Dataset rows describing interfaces

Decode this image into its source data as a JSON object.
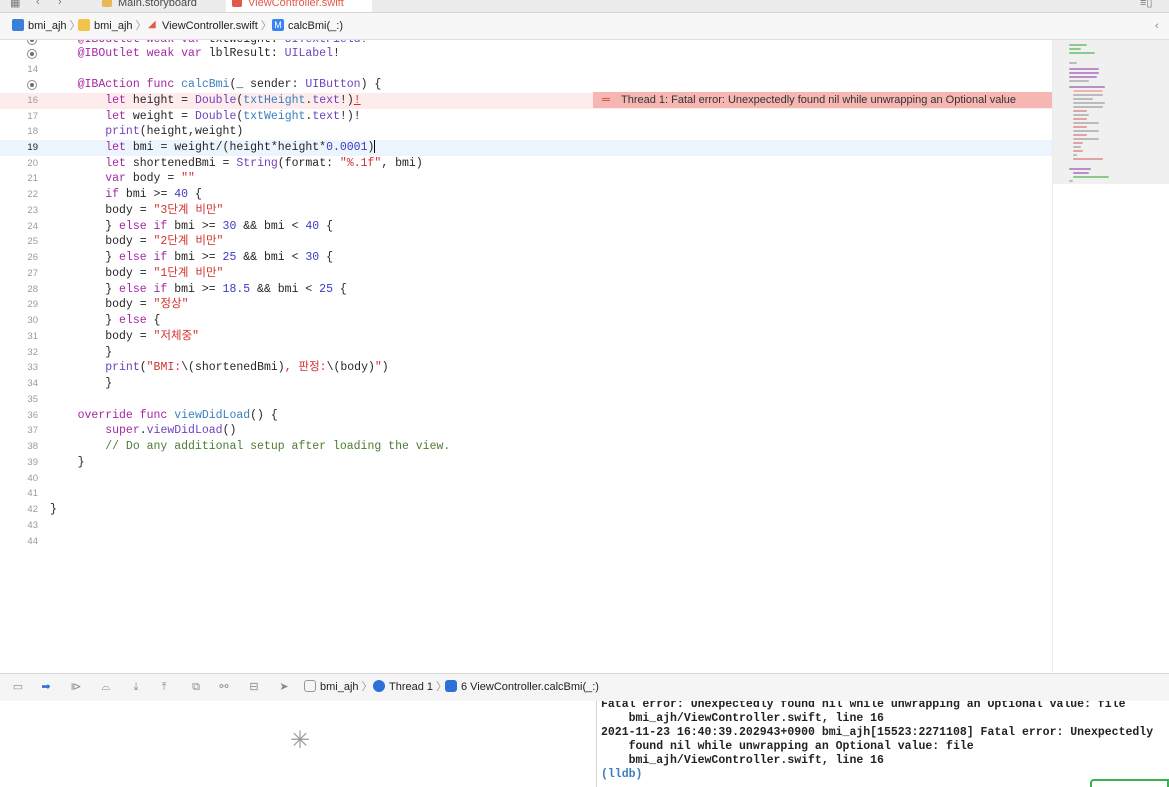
{
  "tabs": [
    {
      "label": "Main.storyboard",
      "icon": "storyboard-icon",
      "active": false
    },
    {
      "label": "ViewController.swift",
      "icon": "swift-file-icon",
      "active": true
    }
  ],
  "jumpbar": {
    "crumbs": [
      {
        "label": "bmi_ajh",
        "icon": "project-icon"
      },
      {
        "label": "bmi_ajh",
        "icon": "folder-icon"
      },
      {
        "label": "ViewController.swift",
        "icon": "swift-file-icon"
      },
      {
        "label": "calcBmi(_:)",
        "icon": "method-icon",
        "badge": "M"
      }
    ]
  },
  "editor": {
    "error_banner": "Thread 1: Fatal error: Unexpectedly found nil while unwrapping an Optional value",
    "current_line": 19,
    "error_line": 16
  },
  "debugbar": {
    "crumbs": [
      {
        "label": "bmi_ajh",
        "icon": "process-icon"
      },
      {
        "label": "Thread 1",
        "icon": "thread-icon"
      },
      {
        "label": "6 ViewController.calcBmi(_:)",
        "icon": "frame-icon"
      }
    ]
  },
  "console": {
    "lines": [
      "Fatal error: Unexpectedly found nil while unwrapping an Optional value: file",
      "    bmi_ajh/ViewController.swift, line 16",
      "2021-11-23 16:40:39.202943+0900 bmi_ajh[15523:2271108] Fatal error: Unexpectedly",
      "    found nil while unwrapping an Optional value: file",
      "    bmi_ajh/ViewController.swift, line 16"
    ],
    "prompt": "(lldb)"
  },
  "colors": {
    "error_bg": "#f6b7b3",
    "error_line_bg": "#fdeceb",
    "current_line_bg": "#ecf4fd",
    "keyword": "#a626a4",
    "string": "#d0322f"
  }
}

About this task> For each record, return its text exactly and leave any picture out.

Answer to this problem>
Decode this image into its source data as a JSON object.
{
  "tabs": [
    {
      "label": "Main.storyboard",
      "icon": "storyboard-icon",
      "active": false
    },
    {
      "label": "ViewController.swift",
      "icon": "swift-file-icon",
      "active": true
    }
  ],
  "jumpbar": {
    "crumbs": [
      {
        "label": "bmi_ajh",
        "icon": "project-icon"
      },
      {
        "label": "bmi_ajh",
        "icon": "folder-icon"
      },
      {
        "label": "ViewController.swift",
        "icon": "swift-file-icon"
      },
      {
        "label": "calcBmi(_:)",
        "icon": "method-icon",
        "badge": "M"
      }
    ]
  },
  "editor": {
    "error_banner": "Thread 1: Fatal error: Unexpectedly found nil while unwrapping an Optional value",
    "current_line": 19,
    "error_line": 16
  },
  "debugbar": {
    "crumbs": [
      {
        "label": "bmi_ajh",
        "icon": "process-icon"
      },
      {
        "label": "Thread 1",
        "icon": "thread-icon"
      },
      {
        "label": "6 ViewController.calcBmi(_:)",
        "icon": "frame-icon"
      }
    ]
  },
  "console": {
    "lines": [
      "Fatal error: Unexpectedly found nil while unwrapping an Optional value: file",
      "    bmi_ajh/ViewController.swift, line 16",
      "2021-11-23 16:40:39.202943+0900 bmi_ajh[15523:2271108] Fatal error: Unexpectedly",
      "    found nil while unwrapping an Optional value: file",
      "    bmi_ajh/ViewController.swift, line 16"
    ],
    "prompt": "(lldb)"
  },
  "colors": {
    "error_bg": "#f6b7b3",
    "error_line_bg": "#fdeceb",
    "current_line_bg": "#ecf4fd",
    "keyword": "#a626a4",
    "string": "#d0322f"
  }
}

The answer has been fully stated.